      Mystkowski A, Kociszewski R, Kotowski A, Ciężkowski M, Wojtkowski W, Ostaszewski M, et al. Vibration Monitoring for Hay Rotary Tedder. Encyclopedia. Available at: Accessed January 30, 2023.
      Mystkowski, Arkadiusz, Rafał Kociszewski, Adam Kotowski, Maciej Ciężkowski, Wojciech Wojtkowski, Michał Ostaszewski, Zbigniew Kulesza, Adam Wolniakowski, Grzegorz Kraszewski, Adam Idzkowski. "Vibration Monitoring for Hay Rotary Tedder," Encyclopedia, (accessed January 30, 2023).
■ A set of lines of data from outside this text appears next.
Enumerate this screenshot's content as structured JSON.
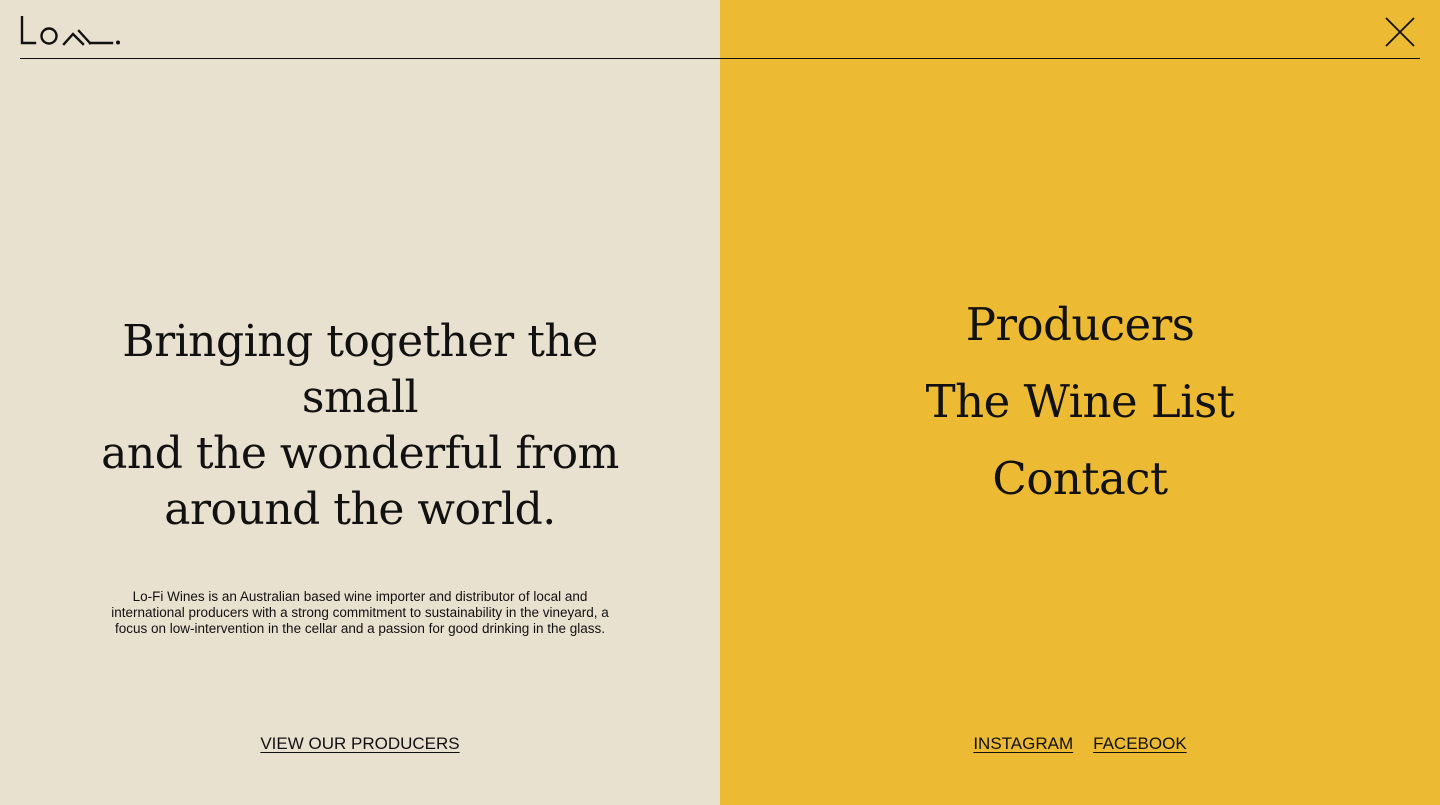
{
  "brand": {
    "logo_icon": "lo-fi-wordmark-logo"
  },
  "header": {
    "close_icon": "close-icon"
  },
  "left_panel": {
    "tagline_lines": [
      "Bringing together the small",
      "and the wonderful from",
      "around the world."
    ],
    "intro": "Lo-Fi Wines is an Australian based wine importer and distributor of local and international producers with a strong commitment to sustainability in the vineyard, a focus on low-intervention in the cellar and a passion for good drinking in the glass.",
    "cta_label": "VIEW OUR PRODUCERS"
  },
  "menu": {
    "items": [
      {
        "label": "Producers"
      },
      {
        "label": "The Wine List"
      },
      {
        "label": "Contact"
      }
    ],
    "social": [
      {
        "label": "INSTAGRAM"
      },
      {
        "label": "FACEBOOK"
      }
    ]
  },
  "colors": {
    "left_background": "#e9e1d0",
    "right_background": "#ecba33",
    "ink": "#111111"
  }
}
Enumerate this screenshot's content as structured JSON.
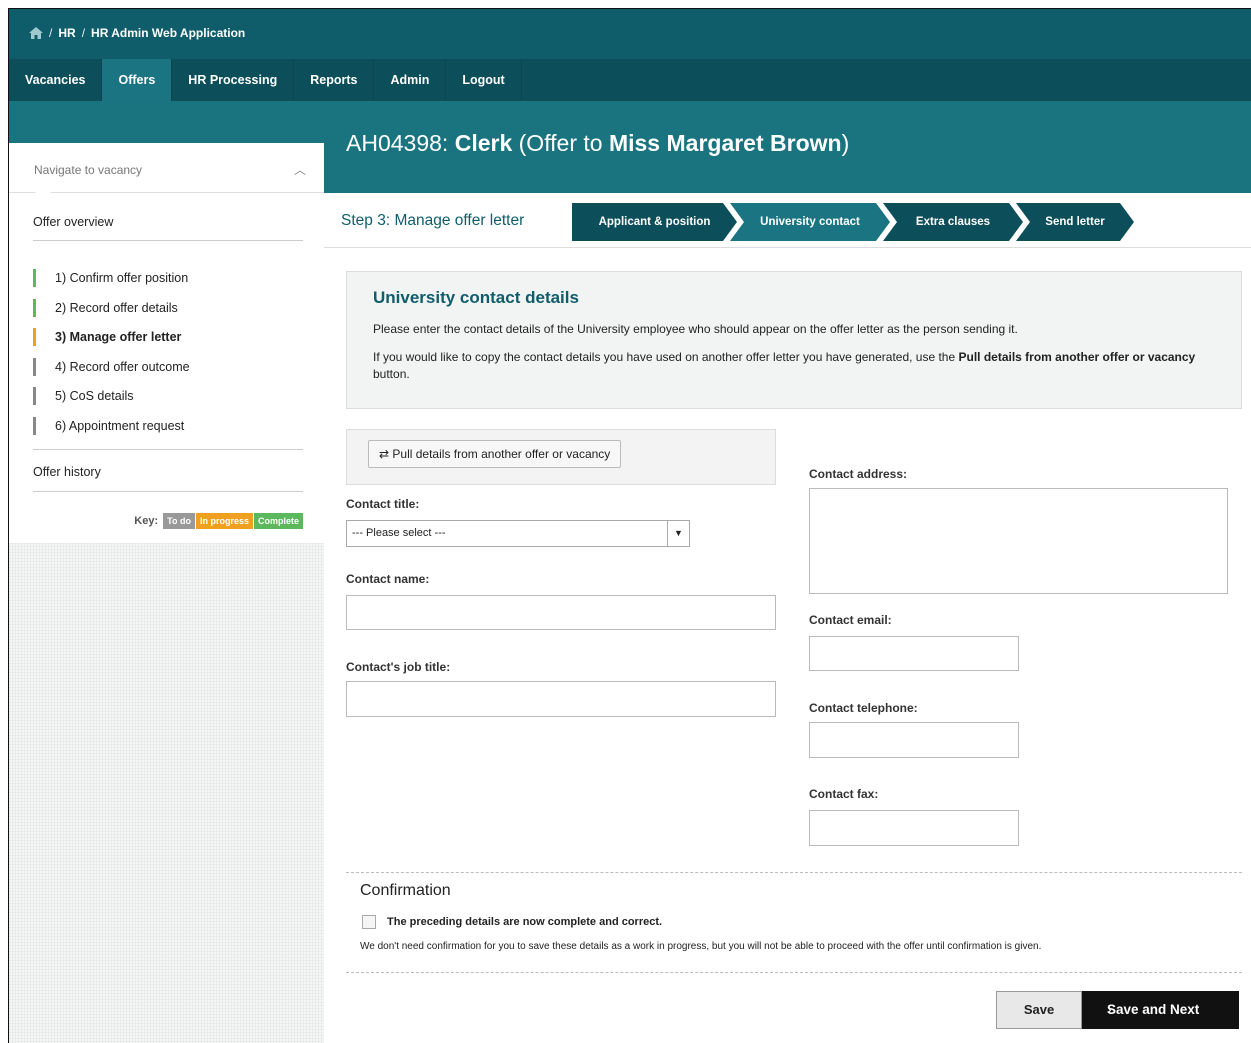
{
  "breadcrumb": {
    "home_icon": "home-icon",
    "items": [
      "HR",
      "HR Admin Web Application"
    ],
    "separator": "/"
  },
  "nav": [
    "Vacancies",
    "Offers",
    "HR Processing",
    "Reports",
    "Admin",
    "Logout"
  ],
  "nav_active": "Offers",
  "title": {
    "ref": "AH04398:",
    "position": "Clerk",
    "pre": "(Offer to",
    "name": "Miss Margaret Brown",
    "post": ")"
  },
  "sidebar": {
    "navigate_label": "Navigate to vacancy",
    "overview": "Offer overview",
    "steps": [
      {
        "label": "1) Confirm offer position",
        "status": "complete"
      },
      {
        "label": "2) Record offer details",
        "status": "complete"
      },
      {
        "label": "3) Manage offer letter",
        "status": "in progress"
      },
      {
        "label": "4) Record offer outcome",
        "status": "to do"
      },
      {
        "label": "5) CoS details",
        "status": "to do"
      },
      {
        "label": "6) Appointment request",
        "status": "to do"
      }
    ],
    "history": "Offer history",
    "key": {
      "label": "Key:",
      "todo": "To do",
      "progress": "In progress",
      "complete": "Complete"
    }
  },
  "step": {
    "prefix": "Step 3:",
    "label": "Manage offer letter",
    "tabs": [
      "Applicant & position",
      "University contact",
      "Extra clauses",
      "Send letter"
    ],
    "active_tab": "University contact"
  },
  "info": {
    "heading": "University contact details",
    "p1": "Please enter the contact details of the University employee who should appear on the offer letter as the person sending it.",
    "p2_pre": "If you would like to copy the contact details you have used on another offer letter you have generated, use the ",
    "p2_bold": "Pull details from another offer or vacancy",
    "p2_post": " button."
  },
  "pull_button": "Pull details from another offer or vacancy",
  "form": {
    "contact_title": {
      "label": "Contact title:",
      "value": "--- Please select ---"
    },
    "contact_name": {
      "label": "Contact name:",
      "value": ""
    },
    "job_title": {
      "label": "Contact's job title:",
      "value": ""
    },
    "address": {
      "label": "Contact address:",
      "value": ""
    },
    "email": {
      "label": "Contact email:",
      "value": ""
    },
    "telephone": {
      "label": "Contact telephone:",
      "value": ""
    },
    "fax": {
      "label": "Contact fax:",
      "value": ""
    }
  },
  "confirmation": {
    "heading": "Confirmation",
    "checkbox_label": "The preceding details are now complete and correct.",
    "checked": false,
    "note": "We don't need confirmation for you to save these details as a work in progress, but you will not be able to proceed with the offer until confirmation is given."
  },
  "buttons": {
    "save": "Save",
    "save_next": "Save and Next"
  },
  "colors": {
    "brand_dark": "#0c4f5a",
    "brand": "#1a7480",
    "complete": "#5cb85c",
    "in_progress": "#f0a020",
    "todo": "#999999"
  }
}
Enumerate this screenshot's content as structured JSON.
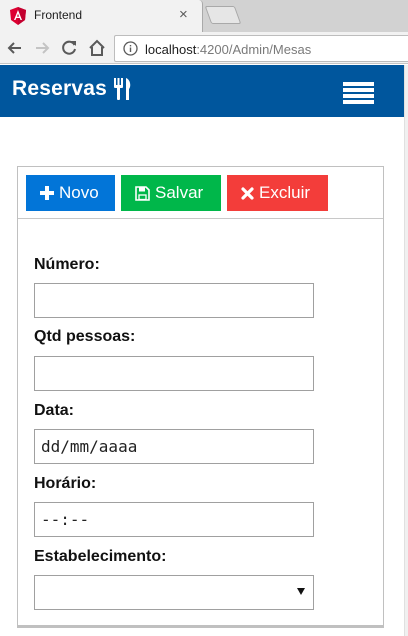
{
  "browser": {
    "tab_title": "Frontend",
    "close_glyph": "×",
    "url_host": "localhost",
    "url_path": ":4200/Admin/Mesas"
  },
  "navbar": {
    "brand": "Reservas",
    "brand_icon": "cutlery-icon",
    "menu_icon": "hamburger-menu-icon",
    "color": "#00569d"
  },
  "toolbar": {
    "novo_label": "Novo",
    "salvar_label": "Salvar",
    "excluir_label": "Excluir",
    "colors": {
      "novo": "#0275d8",
      "salvar": "#00b74a",
      "excluir": "#f33d3a"
    }
  },
  "form": {
    "numero_label": "Número:",
    "numero_value": "",
    "qtd_label": "Qtd pessoas:",
    "qtd_value": "",
    "data_label": "Data:",
    "data_value": "dd/mm/aaaa",
    "horario_label": "Horário:",
    "horario_value": "--:--",
    "estabelecimento_label": "Estabelecimento:",
    "estabelecimento_value": ""
  }
}
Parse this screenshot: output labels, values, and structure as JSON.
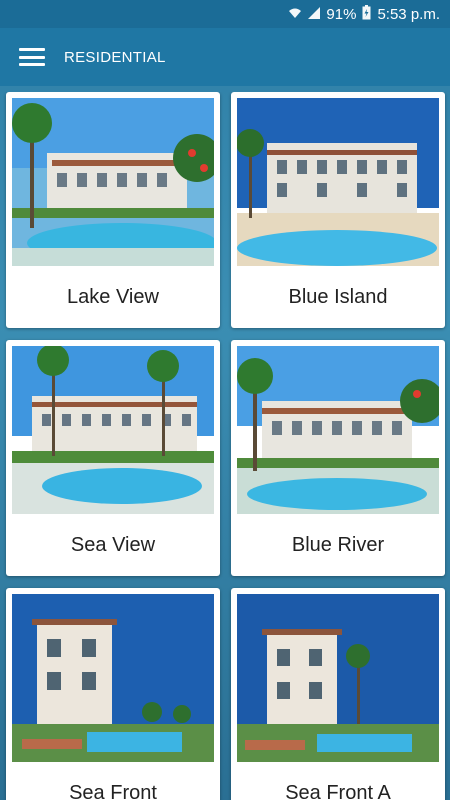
{
  "status": {
    "battery": "91%",
    "time": "5:53 p.m.",
    "wifi_icon": "wifi-icon",
    "signal_icon": "signal-icon",
    "battery_icon": "battery-charging-icon"
  },
  "appbar": {
    "title": "RESIDENTIAL",
    "menu_icon": "hamburger-menu-icon"
  },
  "colors": {
    "appbar": "#1f77a4",
    "statusbar": "#1b6c97",
    "card": "#ffffff"
  },
  "cards": [
    {
      "label": "Lake View",
      "variant": "villa-pool"
    },
    {
      "label": "Blue Island",
      "variant": "villa-pool"
    },
    {
      "label": "Sea View",
      "variant": "resort-pool"
    },
    {
      "label": "Blue River",
      "variant": "villa-pool"
    },
    {
      "label": "Sea Front",
      "variant": "townhouse"
    },
    {
      "label": "Sea Front A",
      "variant": "townhouse"
    }
  ]
}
      Mystkowski, A., Kociszewski, R., Kotowski, A., Ciężkowski, M., Wojtkowski, W., Ostaszewski, M., Kulesza, Z., Wolniakowski, A., Kraszewski, G., & Idzkowski, A. (2022, June 20). Vibration Monitoring for Hay Rotary Tedder. In Encyclopedia.
      Mystkowski, Arkadiusz, et al. ''Vibration Monitoring for Hay Rotary Tedder.'' Encyclopedia. Web. 20 June, 2022.